Outposts of Rationality in Our Great Partisan Divide

U.S. politics isn't all poisonous. You just have to leave Washington to realize that.
March 2017
Places like Traverse City, Mich., are coming together on issues that matter to their citizens. (Flickr/Andrew McFarlane)
Peter Harkness
By Peter Harkness  |  Founder, Publisher Emeritus

It’s official: The people who publish the Merriam-Webster dictionary announced in late December that the most searched-for word on its website in 2016 was “surreal.” Though the word attracted heavy traffic all year, the big spike in interest came the day after the election. It reflected a country trying to make sense of an outcome “marked by the intense irrational reality of a dream.”

Here in Washington, I’ve been reflecting on what it means for Governing’s mission. When we launched this magazine in the latter days of the Reagan administration, our purpose was to document and explain an ongoing significant shift in our federal system -- the ascendancy of states and localities -- that the national press had largely missed. We debated a bit about the relative importance of states versus cities and counties, but basically we felt we were on the mark.

In the almost three decades Governing has been chronicling this story, the landscape has changed considerably. The politics of many states now more closely resemble those of D.C., with rigid ideology and hyperpartisanship dominating an increasing number of legislatures. Moving down the food chain to cities, towns and counties, the search for solutions has tended to be more pragmatic and less ideological. But increasingly, there is friction up and down the system -- states at odds with the feds or with their own cities and counties, or both.

Still, there are plenty of surprises. My wife and I spend part of the year in a rural part of northwestern Michigan, about 40 miles west of Traverse City. Six weeks after the 2016 election, commissioners in Traverse City voted unanimously to go completely green -- switching over to wind, solar and geothermal energy sources to power all city operations within the next three years. Surrounding Grand Traverse County had just voted Republican, for a presidential candidate who shows no interest in moving away from fossil fuels. But that did not seem to matter.

States are doing some interesting things as well. In late December, Republican Gov. John Kasich of Ohio vetoed a bill passed by the GOP legislature that would have weakened the state’s clean energy requirements for power companies. Later this year, the Maryland Legislature is expected to override a gubernatorial veto of a green energy bill similar to the one that passed in Traverse City.

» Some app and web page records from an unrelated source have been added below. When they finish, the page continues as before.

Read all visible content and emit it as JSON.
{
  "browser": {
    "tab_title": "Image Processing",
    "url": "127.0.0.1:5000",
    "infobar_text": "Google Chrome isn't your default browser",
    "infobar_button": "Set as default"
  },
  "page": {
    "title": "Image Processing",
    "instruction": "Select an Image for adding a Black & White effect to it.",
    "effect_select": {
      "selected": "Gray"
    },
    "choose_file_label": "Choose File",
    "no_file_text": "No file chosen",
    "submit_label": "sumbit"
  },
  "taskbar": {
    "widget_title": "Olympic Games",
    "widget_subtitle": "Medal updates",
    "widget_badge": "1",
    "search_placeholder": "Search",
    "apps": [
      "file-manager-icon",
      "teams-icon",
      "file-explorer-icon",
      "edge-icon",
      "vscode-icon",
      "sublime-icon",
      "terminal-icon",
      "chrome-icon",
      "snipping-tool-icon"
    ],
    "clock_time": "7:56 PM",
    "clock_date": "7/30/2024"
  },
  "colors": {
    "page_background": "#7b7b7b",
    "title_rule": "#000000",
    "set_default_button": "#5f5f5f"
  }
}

On a wide variety of other issues, states will find themselves at odds with the Trump administration or with their localities. Immigration probably is the most emotional and politically sensitive, health care the most complex and unpredictable, and infrastructure the least partisan and divisive -- depending on how it is addressed.

The Democrats will be playing defense, since they only control the governorship and both houses of the legislature in five states -- their worst numbers going all the way back to the Civil War. So not surprisingly, they’re focused on rebuilding what some insist is a long-neglected political infrastructure. California, now the center of Democratic opposition to Trump among states and localities, has hired former U.S. Attorney General Eric Holder for both legal and political advice on how best to counter the Trump administration and begin rebuilding the party. Holder’s top priority will be winning more state legislative seats nationally before the next round of redistricting after the election in 2020.

But all of that is just the latest version of an old political story. There is something else going on here. One reason cities, counties and their metro regions have emerged as more serious players in our federal system is their growing ability to attract disparate forces within their communities in common purpose, avoiding all the political potholes that trip up others at the state level.

There’s a good example up here in northwestern Michigan, where a group of local residents has formed a grassroots, nonpolitical organization called Advocates for Benzie County, aimed at improving the quality of life in a postindustrial area now propped up by tourists drawn to the Sleeping Bear Dunes park along the coast of Lake Michigan. Its members come from the local Rotary Club, various churches and social service groups, but their goal is well defined: to address the root sources creating various interrelated problems rather than just treating symptoms individually. At least 27 different organizations in the county are trying to address the consequences of poverty, but until now no one has been focusing on a strategy to eliminate it.

Taking this holistic view, the group now convenes community forums, bringing in outside experts, key local employers, various state agencies and others to search for more basic and meaningful solutions. It seems to be catching on, and early this year the local paper, The Benzie County Record Patriot, named the group’s founder as its Citizen of the Year.

Efforts like this one and its counterparts across the country offer hope for crossing our great partisan divide. They are part of a global trend that urban scholar Bruce Katz of Brookings recently described as a “new localism,” in which “cities become the vanguard of problem-solving and social progress in the world, fueled by new norms of growth, governance and finance, and powerful public, private and civic networks.”

Peter Harkness
Peter Harkness | Founder, Publisher Emeritus | pharkness@governing.com